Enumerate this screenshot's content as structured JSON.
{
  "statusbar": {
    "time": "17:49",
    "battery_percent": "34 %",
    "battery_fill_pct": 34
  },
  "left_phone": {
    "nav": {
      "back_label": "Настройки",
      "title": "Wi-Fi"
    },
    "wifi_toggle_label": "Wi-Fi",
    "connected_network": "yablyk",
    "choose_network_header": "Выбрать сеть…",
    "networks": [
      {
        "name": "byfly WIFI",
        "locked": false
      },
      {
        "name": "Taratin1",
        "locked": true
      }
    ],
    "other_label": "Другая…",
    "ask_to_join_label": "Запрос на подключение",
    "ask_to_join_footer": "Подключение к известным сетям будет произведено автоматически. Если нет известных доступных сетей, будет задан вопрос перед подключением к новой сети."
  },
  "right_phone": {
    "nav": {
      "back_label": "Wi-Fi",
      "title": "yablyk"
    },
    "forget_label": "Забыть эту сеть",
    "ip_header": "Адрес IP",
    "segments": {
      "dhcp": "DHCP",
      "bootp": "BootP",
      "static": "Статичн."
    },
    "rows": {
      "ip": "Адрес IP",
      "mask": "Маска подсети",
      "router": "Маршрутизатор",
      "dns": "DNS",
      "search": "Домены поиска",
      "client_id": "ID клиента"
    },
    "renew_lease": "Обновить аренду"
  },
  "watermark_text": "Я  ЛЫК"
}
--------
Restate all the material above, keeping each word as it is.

Enumerate this screenshot's content as structured JSON.
{
  "statusbar": {
    "time": "17:49",
    "battery_percent": "34 %",
    "battery_fill_pct": 34
  },
  "left_phone": {
    "nav": {
      "back_label": "Настройки",
      "title": "Wi-Fi"
    },
    "wifi_toggle_label": "Wi-Fi",
    "connected_network": "yablyk",
    "choose_network_header": "Выбрать сеть…",
    "networks": [
      {
        "name": "byfly WIFI",
        "locked": false
      },
      {
        "name": "Taratin1",
        "locked": true
      }
    ],
    "other_label": "Другая…",
    "ask_to_join_label": "Запрос на подключение",
    "ask_to_join_footer": "Подключение к известным сетям будет произведено автоматически. Если нет известных доступных сетей, будет задан вопрос перед подключением к новой сети."
  },
  "right_phone": {
    "nav": {
      "back_label": "Wi-Fi",
      "title": "yablyk"
    },
    "forget_label": "Забыть эту сеть",
    "ip_header": "Адрес IP",
    "segments": {
      "dhcp": "DHCP",
      "bootp": "BootP",
      "static": "Статичн."
    },
    "rows": {
      "ip": "Адрес IP",
      "mask": "Маска подсети",
      "router": "Маршрутизатор",
      "dns": "DNS",
      "search": "Домены поиска",
      "client_id": "ID клиента"
    },
    "renew_lease": "Обновить аренду"
  },
  "watermark_text": "Я  ЛЫК"
}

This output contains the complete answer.